Dataset records:
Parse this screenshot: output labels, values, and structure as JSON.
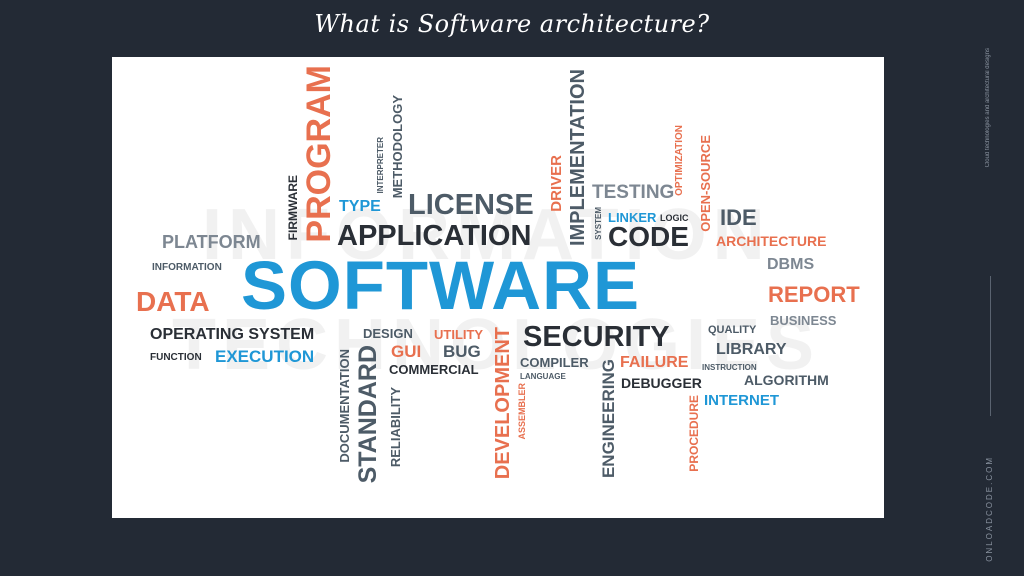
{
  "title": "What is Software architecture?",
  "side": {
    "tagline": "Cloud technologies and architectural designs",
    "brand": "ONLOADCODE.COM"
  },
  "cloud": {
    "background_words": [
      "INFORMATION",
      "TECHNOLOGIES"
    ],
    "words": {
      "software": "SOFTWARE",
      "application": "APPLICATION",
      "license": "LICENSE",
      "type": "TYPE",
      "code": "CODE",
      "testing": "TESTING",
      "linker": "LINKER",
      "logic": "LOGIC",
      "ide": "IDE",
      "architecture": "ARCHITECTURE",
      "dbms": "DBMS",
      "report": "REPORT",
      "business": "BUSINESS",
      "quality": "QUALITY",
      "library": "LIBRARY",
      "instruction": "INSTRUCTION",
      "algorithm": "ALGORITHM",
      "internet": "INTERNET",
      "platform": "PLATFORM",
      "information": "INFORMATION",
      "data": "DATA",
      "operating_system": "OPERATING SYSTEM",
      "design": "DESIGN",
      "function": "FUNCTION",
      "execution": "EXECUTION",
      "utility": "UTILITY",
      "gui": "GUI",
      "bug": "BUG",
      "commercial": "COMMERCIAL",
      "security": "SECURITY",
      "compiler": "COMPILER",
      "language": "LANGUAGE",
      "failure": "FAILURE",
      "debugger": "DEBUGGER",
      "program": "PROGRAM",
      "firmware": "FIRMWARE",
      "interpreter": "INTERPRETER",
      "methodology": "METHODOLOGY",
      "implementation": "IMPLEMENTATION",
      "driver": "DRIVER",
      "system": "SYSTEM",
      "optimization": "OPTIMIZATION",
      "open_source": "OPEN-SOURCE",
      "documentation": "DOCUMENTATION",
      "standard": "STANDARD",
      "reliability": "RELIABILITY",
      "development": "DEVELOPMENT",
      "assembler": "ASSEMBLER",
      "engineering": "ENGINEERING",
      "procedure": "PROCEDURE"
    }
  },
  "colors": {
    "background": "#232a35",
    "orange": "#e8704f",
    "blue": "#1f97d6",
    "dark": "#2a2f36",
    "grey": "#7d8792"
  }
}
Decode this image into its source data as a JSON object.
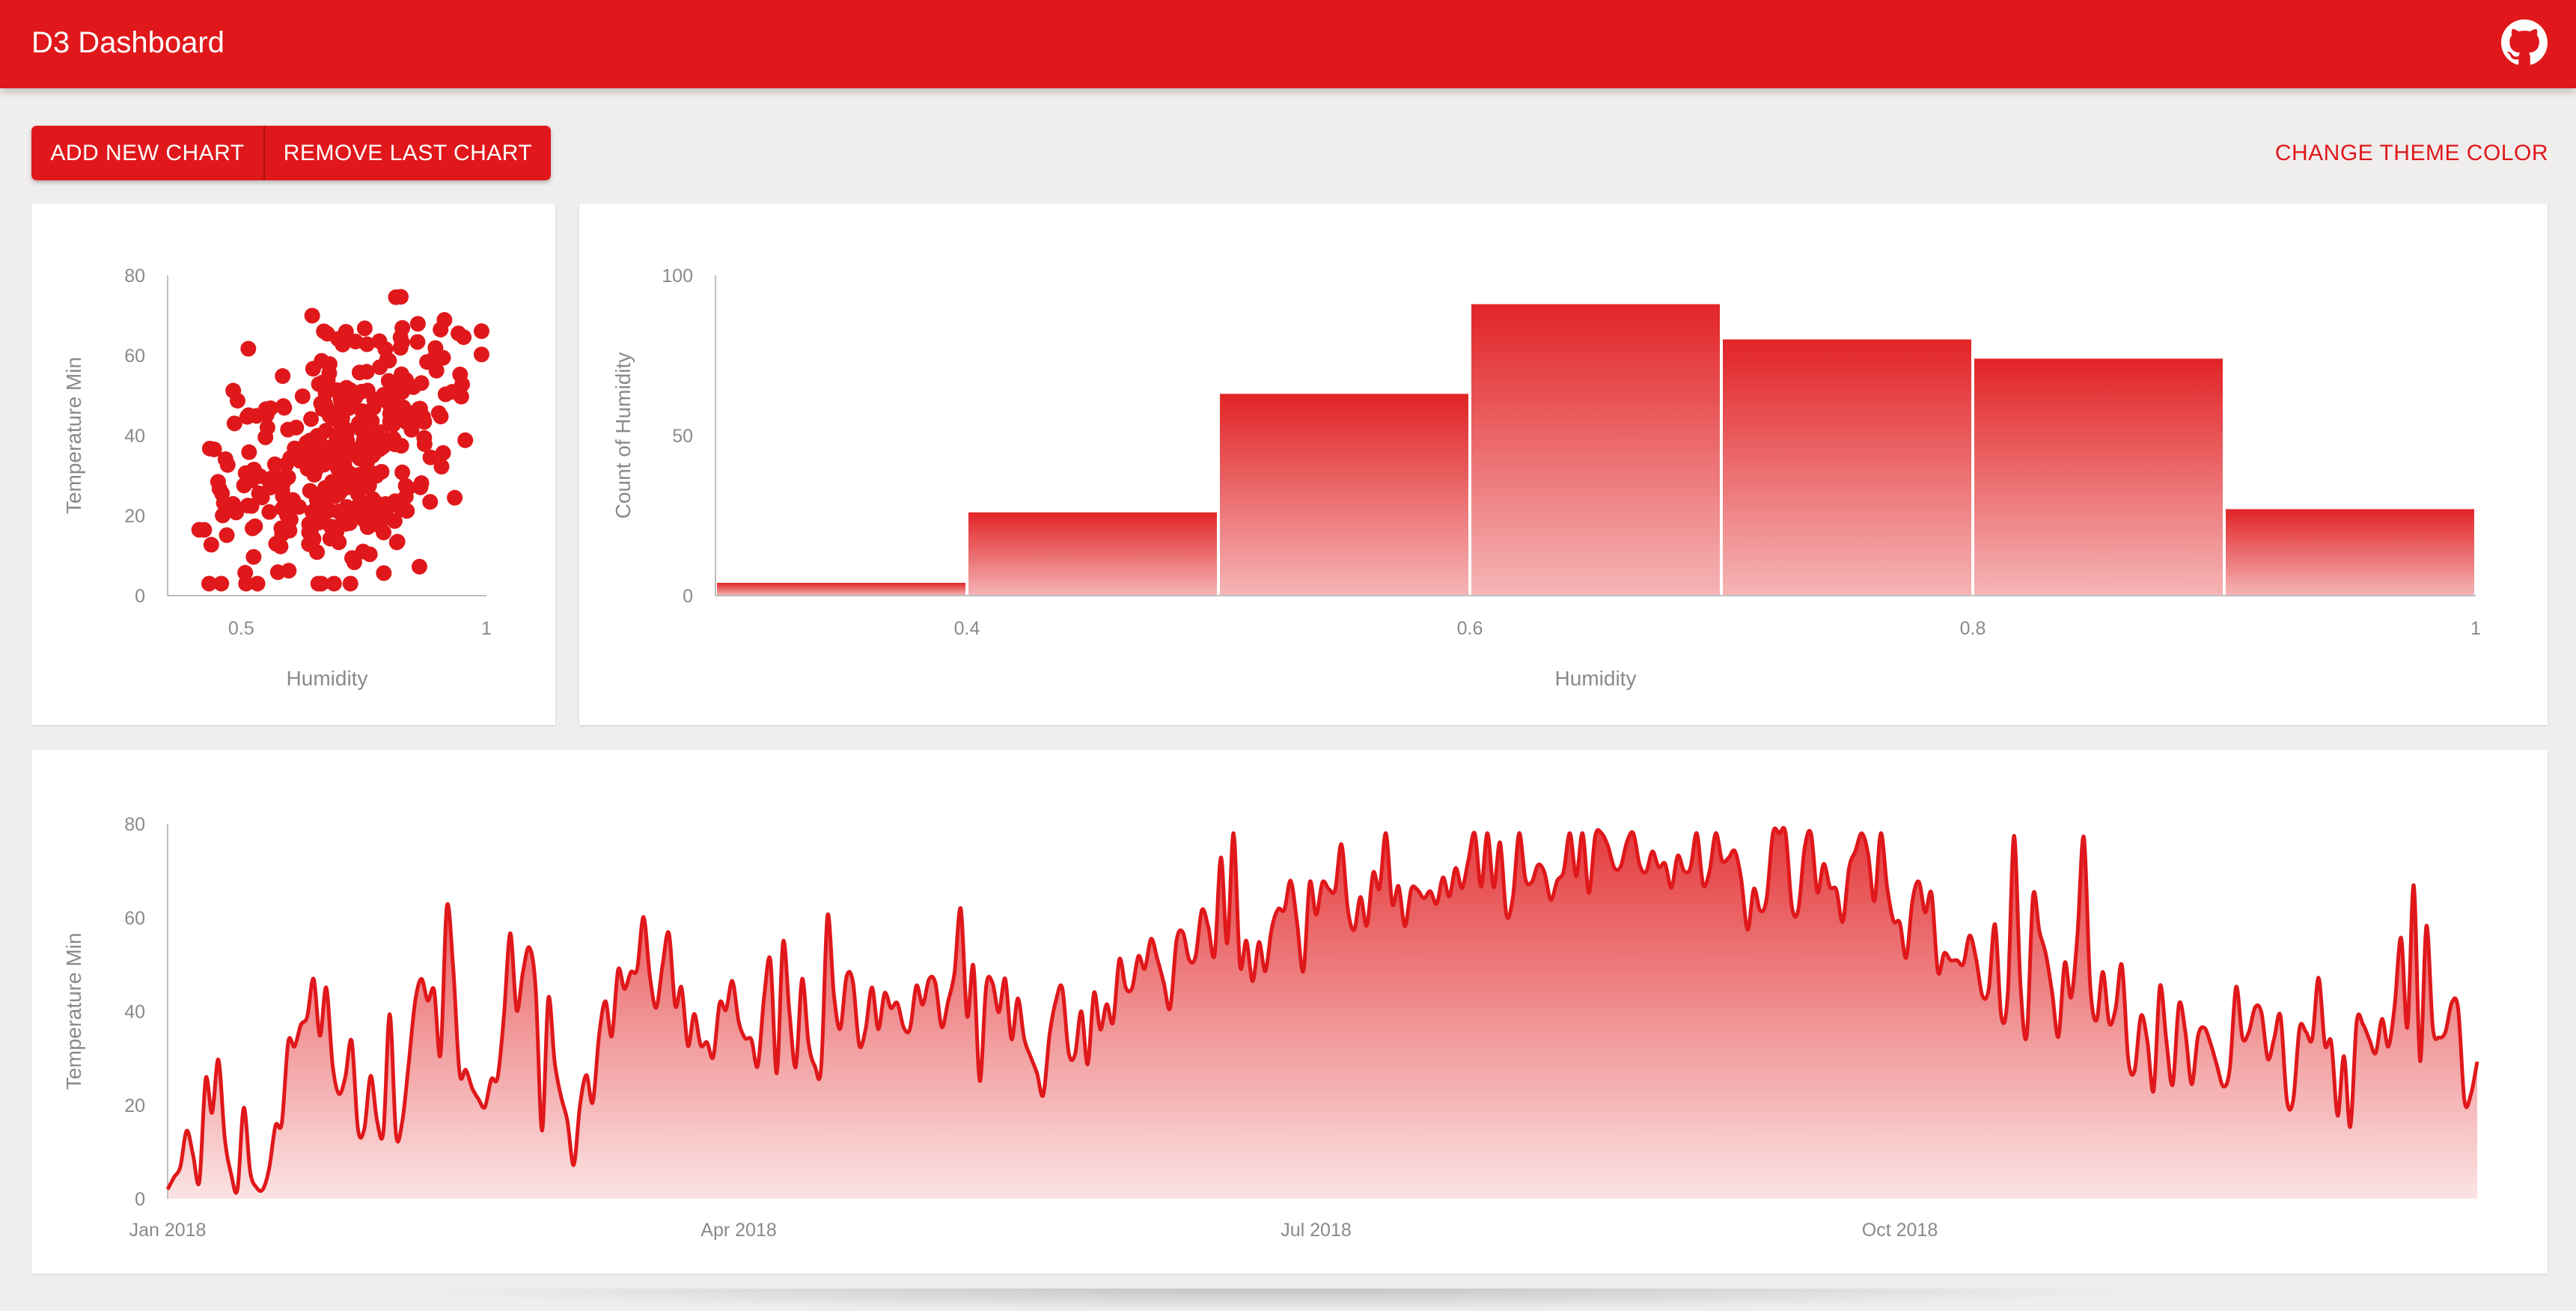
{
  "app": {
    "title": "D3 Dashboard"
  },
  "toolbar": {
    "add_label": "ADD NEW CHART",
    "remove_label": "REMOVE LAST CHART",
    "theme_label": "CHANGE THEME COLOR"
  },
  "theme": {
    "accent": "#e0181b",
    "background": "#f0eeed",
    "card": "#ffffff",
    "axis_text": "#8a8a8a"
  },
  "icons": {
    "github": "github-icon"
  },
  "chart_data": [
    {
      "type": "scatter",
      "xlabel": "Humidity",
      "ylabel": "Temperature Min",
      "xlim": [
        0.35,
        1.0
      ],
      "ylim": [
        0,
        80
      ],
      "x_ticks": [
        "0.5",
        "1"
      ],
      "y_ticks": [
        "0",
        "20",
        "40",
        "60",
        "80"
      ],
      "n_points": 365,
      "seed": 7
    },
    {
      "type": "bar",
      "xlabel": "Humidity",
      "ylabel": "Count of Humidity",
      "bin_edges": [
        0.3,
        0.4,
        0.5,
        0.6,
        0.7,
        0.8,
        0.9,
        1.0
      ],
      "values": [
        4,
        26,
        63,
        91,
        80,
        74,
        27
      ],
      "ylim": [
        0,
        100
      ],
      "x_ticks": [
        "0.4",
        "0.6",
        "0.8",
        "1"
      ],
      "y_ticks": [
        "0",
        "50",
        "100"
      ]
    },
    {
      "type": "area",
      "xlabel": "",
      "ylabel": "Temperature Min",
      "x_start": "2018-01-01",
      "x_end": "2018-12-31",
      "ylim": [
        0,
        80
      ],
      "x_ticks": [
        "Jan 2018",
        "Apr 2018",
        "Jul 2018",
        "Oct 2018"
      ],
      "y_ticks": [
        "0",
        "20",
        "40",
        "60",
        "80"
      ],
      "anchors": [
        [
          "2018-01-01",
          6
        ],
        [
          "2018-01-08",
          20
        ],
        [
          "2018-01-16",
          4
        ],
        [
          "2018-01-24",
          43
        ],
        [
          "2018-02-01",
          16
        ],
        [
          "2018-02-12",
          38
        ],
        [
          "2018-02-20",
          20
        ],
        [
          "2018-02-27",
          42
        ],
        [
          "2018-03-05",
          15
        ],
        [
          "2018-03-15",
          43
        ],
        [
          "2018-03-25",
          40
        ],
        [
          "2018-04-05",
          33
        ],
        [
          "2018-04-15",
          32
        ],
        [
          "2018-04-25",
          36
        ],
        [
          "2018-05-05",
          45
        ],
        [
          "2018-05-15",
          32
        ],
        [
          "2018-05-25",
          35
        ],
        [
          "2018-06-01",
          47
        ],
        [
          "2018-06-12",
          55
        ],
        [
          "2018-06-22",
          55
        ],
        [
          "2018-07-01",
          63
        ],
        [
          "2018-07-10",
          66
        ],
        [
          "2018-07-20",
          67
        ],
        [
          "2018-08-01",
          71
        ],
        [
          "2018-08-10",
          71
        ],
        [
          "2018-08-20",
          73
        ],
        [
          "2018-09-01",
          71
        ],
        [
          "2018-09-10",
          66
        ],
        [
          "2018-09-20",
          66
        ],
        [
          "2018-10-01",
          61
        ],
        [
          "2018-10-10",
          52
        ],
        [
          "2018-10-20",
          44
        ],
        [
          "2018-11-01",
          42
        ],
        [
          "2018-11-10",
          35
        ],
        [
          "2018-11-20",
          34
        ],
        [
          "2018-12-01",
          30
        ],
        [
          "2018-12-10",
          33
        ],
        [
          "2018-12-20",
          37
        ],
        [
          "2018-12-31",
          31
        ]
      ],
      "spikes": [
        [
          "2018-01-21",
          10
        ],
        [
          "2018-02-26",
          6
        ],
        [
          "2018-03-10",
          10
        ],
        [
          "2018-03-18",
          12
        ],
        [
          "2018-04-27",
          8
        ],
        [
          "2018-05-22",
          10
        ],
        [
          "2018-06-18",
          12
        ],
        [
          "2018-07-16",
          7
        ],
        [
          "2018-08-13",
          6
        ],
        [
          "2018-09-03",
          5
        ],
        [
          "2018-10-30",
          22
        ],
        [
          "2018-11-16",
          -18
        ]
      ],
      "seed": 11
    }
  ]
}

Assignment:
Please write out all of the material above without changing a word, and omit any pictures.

Response to this task:
Parse this screenshot: output labels, values, and structure as JSON.
{
  "title": "What is Software architecture?",
  "side": {
    "tagline": "Cloud technologies and architectural designs",
    "brand": "ONLOADCODE.COM"
  },
  "cloud": {
    "background_words": [
      "INFORMATION",
      "TECHNOLOGIES"
    ],
    "words": {
      "software": "SOFTWARE",
      "application": "APPLICATION",
      "license": "LICENSE",
      "type": "TYPE",
      "code": "CODE",
      "testing": "TESTING",
      "linker": "LINKER",
      "logic": "LOGIC",
      "ide": "IDE",
      "architecture": "ARCHITECTURE",
      "dbms": "DBMS",
      "report": "REPORT",
      "business": "BUSINESS",
      "quality": "QUALITY",
      "library": "LIBRARY",
      "instruction": "INSTRUCTION",
      "algorithm": "ALGORITHM",
      "internet": "INTERNET",
      "platform": "PLATFORM",
      "information": "INFORMATION",
      "data": "DATA",
      "operating_system": "OPERATING SYSTEM",
      "design": "DESIGN",
      "function": "FUNCTION",
      "execution": "EXECUTION",
      "utility": "UTILITY",
      "gui": "GUI",
      "bug": "BUG",
      "commercial": "COMMERCIAL",
      "security": "SECURITY",
      "compiler": "COMPILER",
      "language": "LANGUAGE",
      "failure": "FAILURE",
      "debugger": "DEBUGGER",
      "program": "PROGRAM",
      "firmware": "FIRMWARE",
      "interpreter": "INTERPRETER",
      "methodology": "METHODOLOGY",
      "implementation": "IMPLEMENTATION",
      "driver": "DRIVER",
      "system": "SYSTEM",
      "optimization": "OPTIMIZATION",
      "open_source": "OPEN-SOURCE",
      "documentation": "DOCUMENTATION",
      "standard": "STANDARD",
      "reliability": "RELIABILITY",
      "development": "DEVELOPMENT",
      "assembler": "ASSEMBLER",
      "engineering": "ENGINEERING",
      "procedure": "PROCEDURE"
    }
  },
  "colors": {
    "background": "#232a35",
    "orange": "#e8704f",
    "blue": "#1f97d6",
    "dark": "#2a2f36",
    "grey": "#7d8792"
  }
}
Decode this image into its source data as a JSON object.
{
  "app": {
    "title": "D3 Dashboard"
  },
  "toolbar": {
    "add_label": "ADD NEW CHART",
    "remove_label": "REMOVE LAST CHART",
    "theme_label": "CHANGE THEME COLOR"
  },
  "theme": {
    "accent": "#e0181b",
    "background": "#f0eeed",
    "card": "#ffffff",
    "axis_text": "#8a8a8a"
  },
  "icons": {
    "github": "github-icon"
  },
  "chart_data": [
    {
      "type": "scatter",
      "xlabel": "Humidity",
      "ylabel": "Temperature Min",
      "xlim": [
        0.35,
        1.0
      ],
      "ylim": [
        0,
        80
      ],
      "x_ticks": [
        "0.5",
        "1"
      ],
      "y_ticks": [
        "0",
        "20",
        "40",
        "60",
        "80"
      ],
      "n_points": 365,
      "seed": 7
    },
    {
      "type": "bar",
      "xlabel": "Humidity",
      "ylabel": "Count of Humidity",
      "bin_edges": [
        0.3,
        0.4,
        0.5,
        0.6,
        0.7,
        0.8,
        0.9,
        1.0
      ],
      "values": [
        4,
        26,
        63,
        91,
        80,
        74,
        27
      ],
      "ylim": [
        0,
        100
      ],
      "x_ticks": [
        "0.4",
        "0.6",
        "0.8",
        "1"
      ],
      "y_ticks": [
        "0",
        "50",
        "100"
      ]
    },
    {
      "type": "area",
      "xlabel": "",
      "ylabel": "Temperature Min",
      "x_start": "2018-01-01",
      "x_end": "2018-12-31",
      "ylim": [
        0,
        80
      ],
      "x_ticks": [
        "Jan 2018",
        "Apr 2018",
        "Jul 2018",
        "Oct 2018"
      ],
      "y_ticks": [
        "0",
        "20",
        "40",
        "60",
        "80"
      ],
      "anchors": [
        [
          "2018-01-01",
          6
        ],
        [
          "2018-01-08",
          20
        ],
        [
          "2018-01-16",
          4
        ],
        [
          "2018-01-24",
          43
        ],
        [
          "2018-02-01",
          16
        ],
        [
          "2018-02-12",
          38
        ],
        [
          "2018-02-20",
          20
        ],
        [
          "2018-02-27",
          42
        ],
        [
          "2018-03-05",
          15
        ],
        [
          "2018-03-15",
          43
        ],
        [
          "2018-03-25",
          40
        ],
        [
          "2018-04-05",
          33
        ],
        [
          "2018-04-15",
          32
        ],
        [
          "2018-04-25",
          36
        ],
        [
          "2018-05-05",
          45
        ],
        [
          "2018-05-15",
          32
        ],
        [
          "2018-05-25",
          35
        ],
        [
          "2018-06-01",
          47
        ],
        [
          "2018-06-12",
          55
        ],
        [
          "2018-06-22",
          55
        ],
        [
          "2018-07-01",
          63
        ],
        [
          "2018-07-10",
          66
        ],
        [
          "2018-07-20",
          67
        ],
        [
          "2018-08-01",
          71
        ],
        [
          "2018-08-10",
          71
        ],
        [
          "2018-08-20",
          73
        ],
        [
          "2018-09-01",
          71
        ],
        [
          "2018-09-10",
          66
        ],
        [
          "2018-09-20",
          66
        ],
        [
          "2018-10-01",
          61
        ],
        [
          "2018-10-10",
          52
        ],
        [
          "2018-10-20",
          44
        ],
        [
          "2018-11-01",
          42
        ],
        [
          "2018-11-10",
          35
        ],
        [
          "2018-11-20",
          34
        ],
        [
          "2018-12-01",
          30
        ],
        [
          "2018-12-10",
          33
        ],
        [
          "2018-12-20",
          37
        ],
        [
          "2018-12-31",
          31
        ]
      ],
      "spikes": [
        [
          "2018-01-21",
          10
        ],
        [
          "2018-02-26",
          6
        ],
        [
          "2018-03-10",
          10
        ],
        [
          "2018-03-18",
          12
        ],
        [
          "2018-04-27",
          8
        ],
        [
          "2018-05-22",
          10
        ],
        [
          "2018-06-18",
          12
        ],
        [
          "2018-07-16",
          7
        ],
        [
          "2018-08-13",
          6
        ],
        [
          "2018-09-03",
          5
        ],
        [
          "2018-10-30",
          22
        ],
        [
          "2018-11-16",
          -18
        ]
      ],
      "seed": 11
    }
  ]
}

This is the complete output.